After the huge sell-off yesterday and further losses in Asian and European markets, U.S. stocks fell again Thursday at the opening bell.
The Dow dropped 130 points before recovering and climbing toward positive territory. Stocks then bounced between gains and losses before heading lower.
On Wednesday, the Dow plunged more than 830 points as investors worried that rising interest rates might slow economic growth. The Federal Reserve has been gradually raising interest rates to less stimulative levels in response to strong growth in the U.S. economy and historically low unemployment levels. Investors worry the Fed might now raise rates faster to head off increases in inflation that could come from rising wages.
But a government inflation report released Thursday showed consumer prices rose a bit less than expected in September.
The core consumer price index was up just 0.1 percent. Mickey Levy of Berenberg Capital Markets says, "Despite the market's apparent concerns about an imminent acceleration in inflation, recent producer, consumer and import price data all point to moderating inflationary pressures after an acceleration earlier this year."
U.S. stocks gained ground after the inflation report but then headed lower again after White House economic adviser Larry Kudlow told CNBC that no new negotiations have been set with China to reduce trade tensions between the world's two largest economies. Investors worry the tariffs imposed in the trade dispute could boost inflation, slow global growth and reduce company profits, all negatives for stocks.

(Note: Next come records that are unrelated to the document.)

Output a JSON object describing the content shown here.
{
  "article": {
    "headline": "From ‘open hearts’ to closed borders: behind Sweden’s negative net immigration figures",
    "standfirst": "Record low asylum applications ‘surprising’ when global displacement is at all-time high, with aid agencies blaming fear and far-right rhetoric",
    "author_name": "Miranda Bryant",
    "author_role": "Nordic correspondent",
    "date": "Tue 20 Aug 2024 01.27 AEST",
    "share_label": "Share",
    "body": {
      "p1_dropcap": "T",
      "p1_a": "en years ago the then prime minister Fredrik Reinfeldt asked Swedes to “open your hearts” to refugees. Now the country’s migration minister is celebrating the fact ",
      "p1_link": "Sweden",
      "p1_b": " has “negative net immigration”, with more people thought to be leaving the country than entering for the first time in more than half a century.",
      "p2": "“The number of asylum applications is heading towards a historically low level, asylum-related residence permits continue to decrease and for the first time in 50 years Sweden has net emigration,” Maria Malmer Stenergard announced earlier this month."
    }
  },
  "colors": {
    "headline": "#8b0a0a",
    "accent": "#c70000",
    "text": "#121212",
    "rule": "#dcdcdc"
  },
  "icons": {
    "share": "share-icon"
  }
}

Tech stocks are the biggest loser in the recent sell-off. On Wednesday, Netflix was down more than 8 percent, Amazon was off 6 percent, and Apple and Google were both down more than 4.5 percent. But many tech stocks are falling from record highs. For instance, Netflix remains up nearly 70 percent for the year, despite the recent decline.
Overnight, Chinese stocks fell 5 percent while South Korean and Japanese stocks lost around 4 percent. European indexes shed a little less than 2 percent.